What needs to be done: Each line of the material below with the word "Revenue" is to be reported.

Records shown:
=-=-=

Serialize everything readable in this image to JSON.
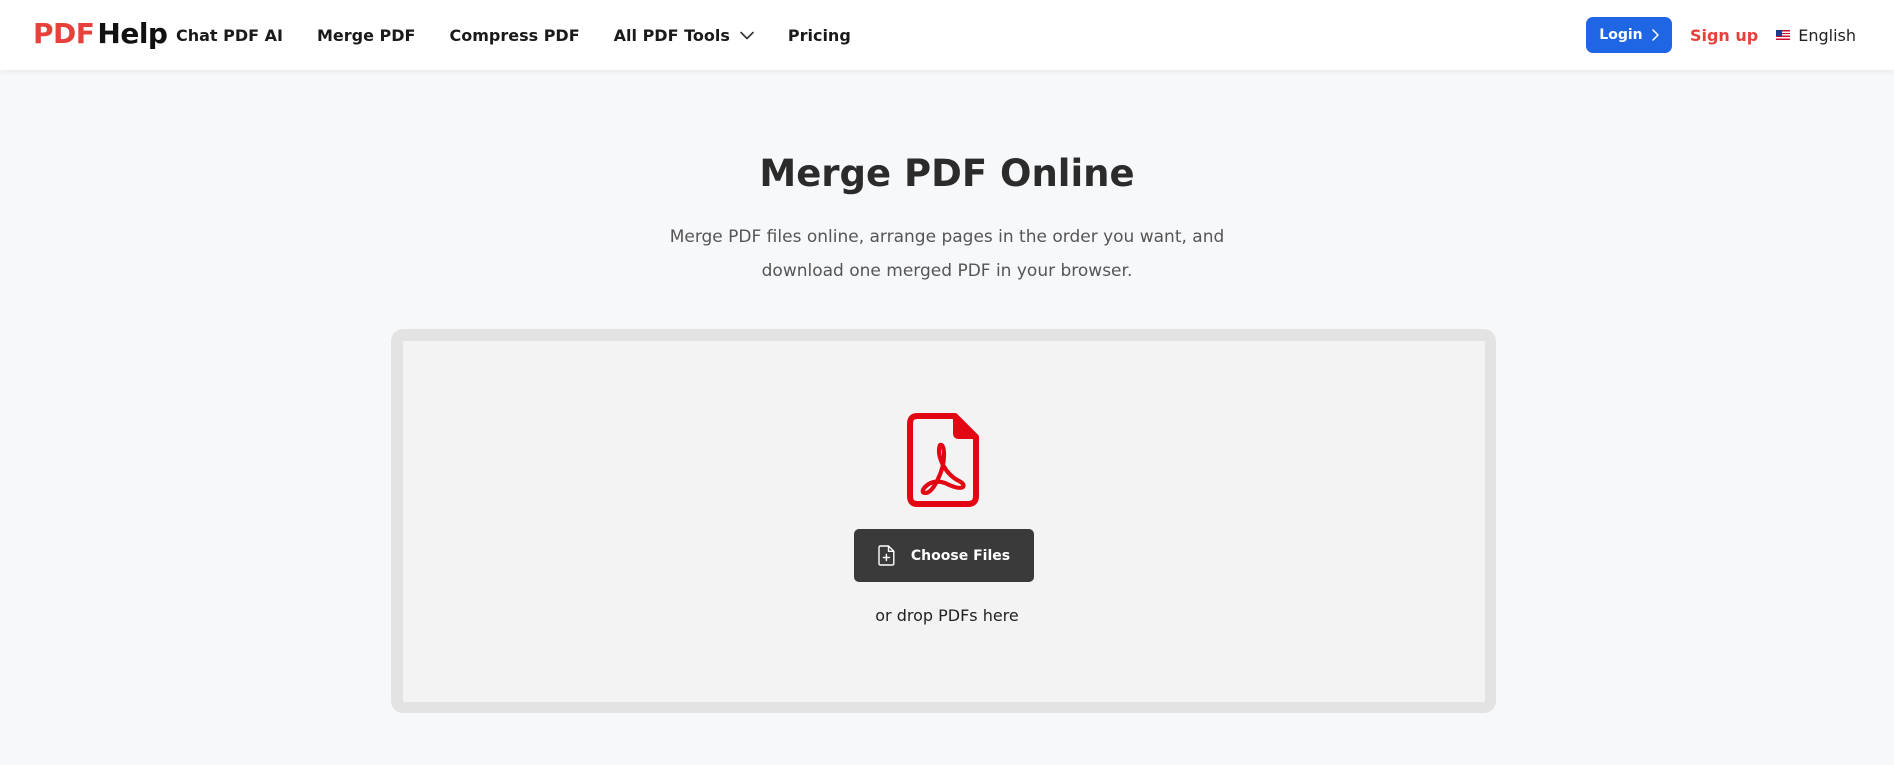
{
  "header": {
    "logo": {
      "part1": "PDF",
      "part2": "Help"
    },
    "nav": [
      {
        "label": "Chat PDF AI"
      },
      {
        "label": "Merge PDF"
      },
      {
        "label": "Compress PDF"
      },
      {
        "label": "All PDF Tools",
        "icon": "chevron-down-icon"
      },
      {
        "label": "Pricing"
      }
    ],
    "login_label": "Login",
    "signup_label": "Sign up",
    "language": "English"
  },
  "hero": {
    "title": "Merge PDF Online",
    "subtitle": "Merge PDF files online, arrange pages in the order you want, and download one merged PDF in your browser."
  },
  "dropzone": {
    "icon": "pdf-file-icon",
    "choose_label": "Choose Files",
    "hint": "or drop PDFs here"
  },
  "colors": {
    "brand_red": "#e8403b",
    "login_blue": "#1f66e5",
    "button_dark": "#3a3a3a",
    "pdf_icon_red": "#e30613"
  }
}
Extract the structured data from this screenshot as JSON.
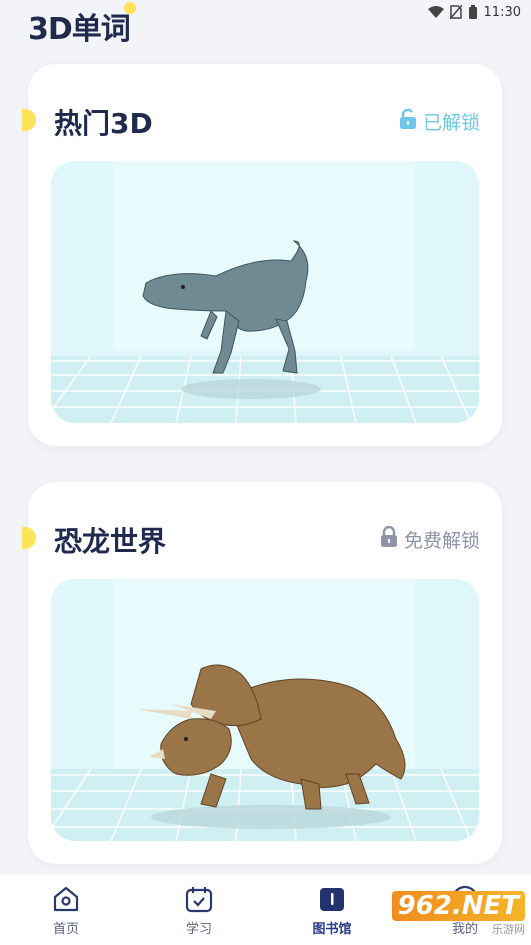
{
  "status_bar": {
    "time": "11:30"
  },
  "app": {
    "title": "3D单词"
  },
  "cards": [
    {
      "title": "热门3D",
      "status": "已解锁",
      "lock_state": "unlocked",
      "accent_color": "#6cc7e8",
      "image": "t-rex-3d-model"
    },
    {
      "title": "恐龙世界",
      "status": "免费解锁",
      "lock_state": "locked",
      "accent_color": "#8d93a8",
      "image": "triceratops-3d-model"
    }
  ],
  "tabs": [
    {
      "label": "首页",
      "icon": "home-icon"
    },
    {
      "label": "学习",
      "icon": "calendar-check-icon"
    },
    {
      "label": "图书馆",
      "icon": "book-icon",
      "active": true
    },
    {
      "label": "我的",
      "icon": "profile-icon"
    }
  ],
  "watermark": {
    "main": "962.NET",
    "sub": "乐游网"
  },
  "colors": {
    "accent_yellow": "#ffe35a",
    "title_dark": "#1f2a4d",
    "unlocked": "#6cc7e8",
    "locked": "#8d93a8"
  }
}
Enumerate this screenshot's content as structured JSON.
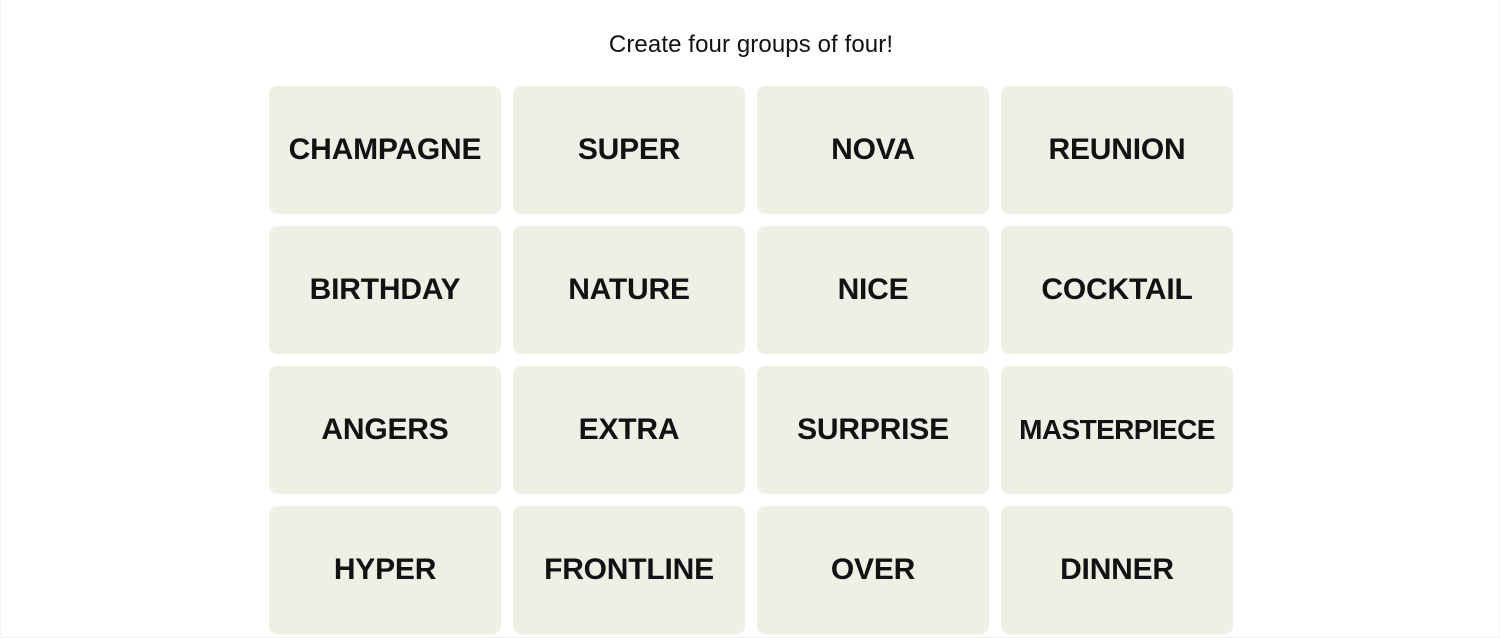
{
  "colors": {
    "page_background": "#ffffff",
    "tile_background": "#efefe6",
    "text": "#121212",
    "frame_border": "#f4f4f4"
  },
  "header": {
    "instruction": "Create four groups of four!"
  },
  "board": {
    "columns": 4,
    "rows": 4,
    "tiles": [
      {
        "label": "CHAMPAGNE",
        "row": 1,
        "col": 1,
        "selected": false
      },
      {
        "label": "SUPER",
        "row": 1,
        "col": 2,
        "selected": false
      },
      {
        "label": "NOVA",
        "row": 1,
        "col": 3,
        "selected": false
      },
      {
        "label": "REUNION",
        "row": 1,
        "col": 4,
        "selected": false
      },
      {
        "label": "BIRTHDAY",
        "row": 2,
        "col": 1,
        "selected": false
      },
      {
        "label": "NATURE",
        "row": 2,
        "col": 2,
        "selected": false
      },
      {
        "label": "NICE",
        "row": 2,
        "col": 3,
        "selected": false
      },
      {
        "label": "COCKTAIL",
        "row": 2,
        "col": 4,
        "selected": false
      },
      {
        "label": "ANGERS",
        "row": 3,
        "col": 1,
        "selected": false
      },
      {
        "label": "EXTRA",
        "row": 3,
        "col": 2,
        "selected": false
      },
      {
        "label": "SURPRISE",
        "row": 3,
        "col": 3,
        "selected": false
      },
      {
        "label": "MASTERPIECE",
        "row": 3,
        "col": 4,
        "selected": false
      },
      {
        "label": "HYPER",
        "row": 4,
        "col": 1,
        "selected": false
      },
      {
        "label": "FRONTLINE",
        "row": 4,
        "col": 2,
        "selected": false
      },
      {
        "label": "OVER",
        "row": 4,
        "col": 3,
        "selected": false
      },
      {
        "label": "DINNER",
        "row": 4,
        "col": 4,
        "selected": false
      }
    ]
  }
}
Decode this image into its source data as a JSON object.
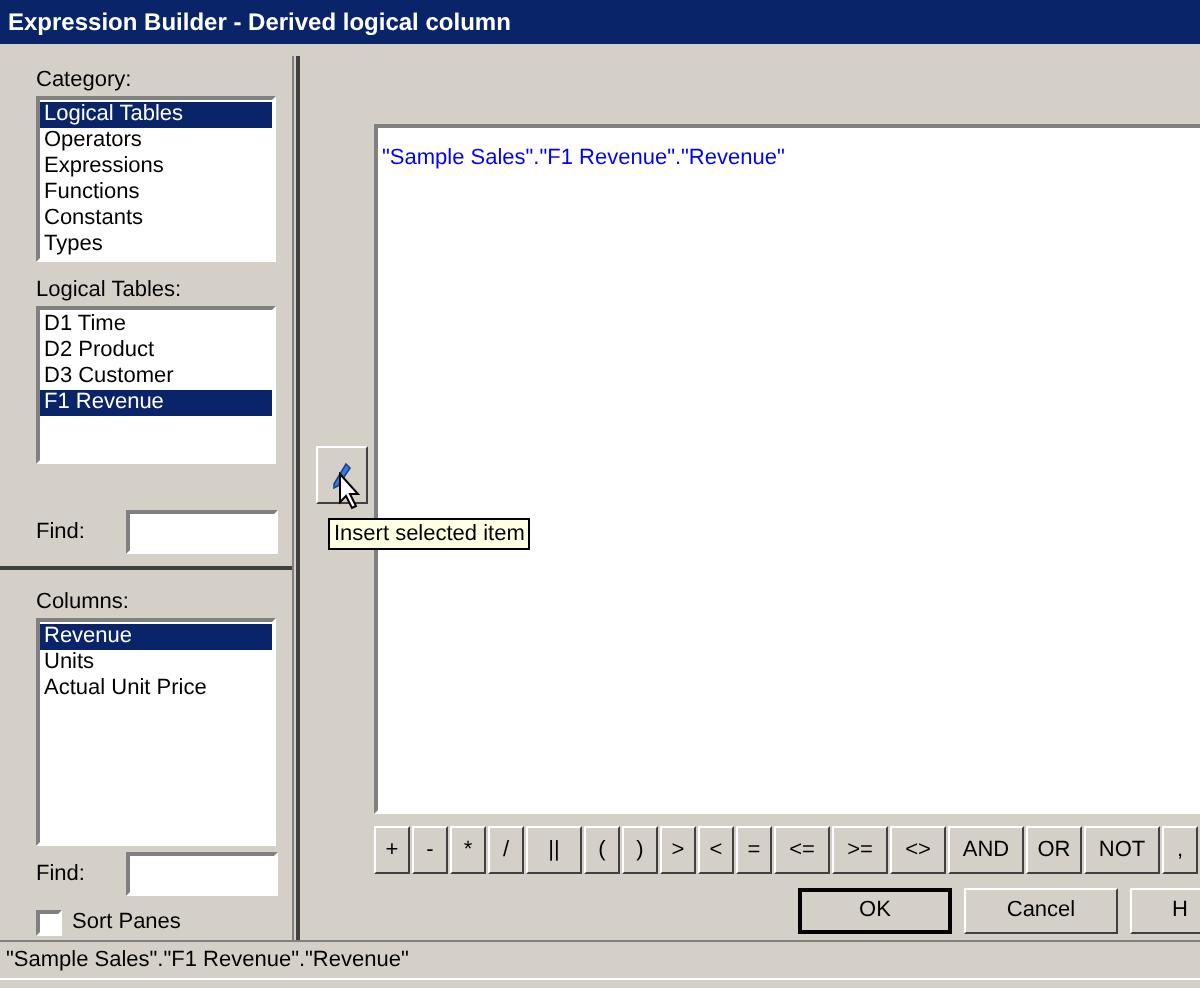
{
  "window": {
    "title": "Expression Builder - Derived logical column"
  },
  "category": {
    "label": "Category:",
    "items": [
      {
        "label": "Logical Tables",
        "selected": true
      },
      {
        "label": "Operators",
        "selected": false
      },
      {
        "label": "Expressions",
        "selected": false
      },
      {
        "label": "Functions",
        "selected": false
      },
      {
        "label": "Constants",
        "selected": false
      },
      {
        "label": "Types",
        "selected": false
      }
    ]
  },
  "logical_tables": {
    "label": "Logical Tables:",
    "items": [
      {
        "label": "D1 Time",
        "selected": false
      },
      {
        "label": "D2 Product",
        "selected": false
      },
      {
        "label": "D3 Customer",
        "selected": false
      },
      {
        "label": "F1 Revenue",
        "selected": true
      }
    ],
    "find_label": "Find:"
  },
  "columns": {
    "label": "Columns:",
    "items": [
      {
        "label": "Revenue",
        "selected": true
      },
      {
        "label": "Units",
        "selected": false
      },
      {
        "label": "Actual Unit Price",
        "selected": false
      }
    ],
    "find_label": "Find:"
  },
  "sort_panes": {
    "label": "Sort Panes",
    "checked": false
  },
  "insert_button": {
    "tooltip": "Insert selected item"
  },
  "expression": "\"Sample Sales\".\"F1 Revenue\".\"Revenue\"",
  "operators": [
    "+",
    "-",
    "*",
    "/",
    "||",
    "(",
    ")",
    ">",
    "<",
    "=",
    "<=",
    ">=",
    "<>",
    "AND",
    "OR",
    "NOT",
    ","
  ],
  "buttons": [
    {
      "label": "OK",
      "default": true
    },
    {
      "label": "Cancel",
      "default": false
    },
    {
      "label": "H",
      "default": false
    }
  ],
  "status_bar": "\"Sample Sales\".\"F1 Revenue\".\"Revenue\""
}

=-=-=

Task solution:
        "label": "F1 Revenue",
        "label": "Revenue",
  "expression": "\"Sample Sales\".\"F1 Revenue\".\"Revenue\"",
  "status_bar": "\"Sample Sales\".\"F1 Revenue\".\"Revenue\""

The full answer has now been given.